Success is a good word to define the O'Toole family, as translating the word "tuathal" into English literally means prosperous. The origin of the O'Toole name comes from a tenth-century king of Leinster, and the O'Tooles grew to be one of the dominant groups in the county. Initially, they settled in Kildare, but later fled to Wicklow to avoid the Normans. Perhaps the most important O'Toole is Saint Lawrence O'Toole, the patron saint of Dublin. When he was only twelve he was captured by Dermot ot MacMurrough, the king of Leinster, and treated as a slave for several years. When he was finally freed, he joined the monks at Glendalough in County Wicklow and rose to be abbot, aged only 25. He was a great diplomat and champion for Irish causes and successfully negotiated the Treaty of Windsor securing good terms for Roderic, King of Connacht. St. Lawrence died in 1180 and was canonized in 1220 by Pope Honorius III. The best-known O'Toole is the actor Peter O'Toole. His family is believed to be descended from the O'Tooles of Connacht. The screen and stage legend was born Peter Seamus O'Toole in County Galway. When he was a year old, his family moved to Leeds. He went to a school that was "about as Catholic as you can get - the full expatriate Irish nunnery" where he began getting a taste for the stage when he was an altar boy at church. O'Toole said that growing up in Leeds he lived in "a Mick community. And there's nothing more Mick than an expatriate Mick." This year Peter O'Toole was given an honorary Oscar for lifetime achievement, his first time receiving the coveted statuette. In his acceptance speech he proclaimed, "Always a bridesmaid and never a bride, my foot!" He also spoke of his great love of cinema, and said, "The magic of the movies enraptured me when I was a child. As I totter into antiquity, movie magic enraptures me still." He also paid tribute to the role America has played in his life and career. "I think of the United States and of the loves and friendships I've known here for more than half a century, and of how much the nation has given to me both personally, privately and professionally. And I am deeply thankful." The O'Toole name is not without its fair share of prominent writers. John Kennedy Toole, acclaimed author of A Confederacy of Dunces and The Neon Bible, committed suicide in 1969 and never saw the publication of his books. But his groundbreaking novel, A Confederacy of Dunces, was awarded the Pulitzer Prize following its posthumous publication in 1981. The hero of his comic masterpiece, much like the author, had both Irish and Catholic in his name: Ignatius Reilly. Another great writer, Finton O'Toole is one of Ireland's most respected cultural critics. He was elected Irish Journalist of the Year in 1993 and was appointed drama critic at the New York Daily News in 1997. Other O'Tooles making waves throughout America include Brian Tolle, the artist who created the Irish Hunger Memorial, in Battery Park, New York City. Annette O'Toole, who is from Houston, Texas, plays Martha Kent in the popular television series Smallville. And, as a person whose profession is to measure prosperity and success, economist Randal O'Toole serves as the director of the Thoreau Institute in Oregon. He is an expert in environmental planning and forestry studies. The last chieftain of the name, O'Toole of Fer Tire, died in 1965.

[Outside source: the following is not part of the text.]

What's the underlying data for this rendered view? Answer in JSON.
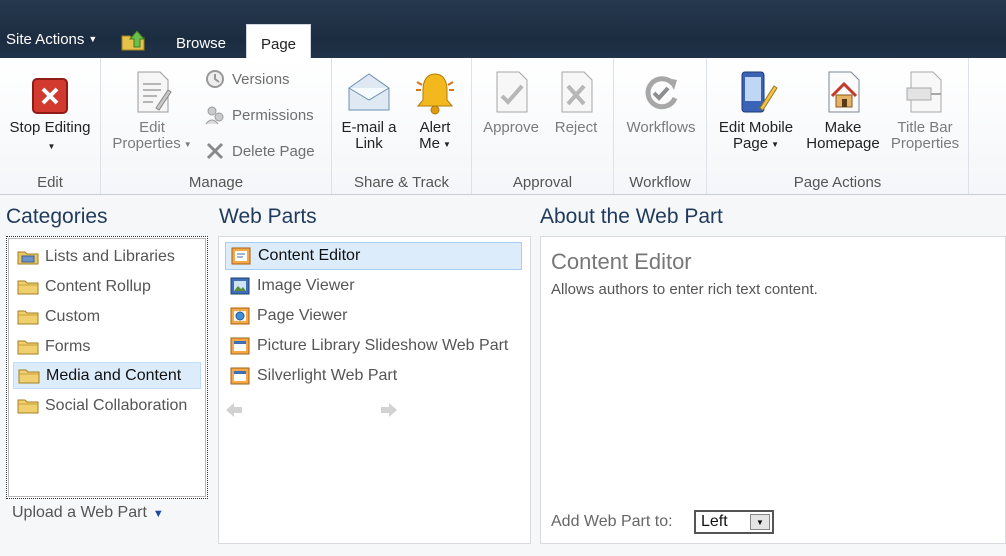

Irish dark humor’s time to shine on “Bank Holiday Ophelia”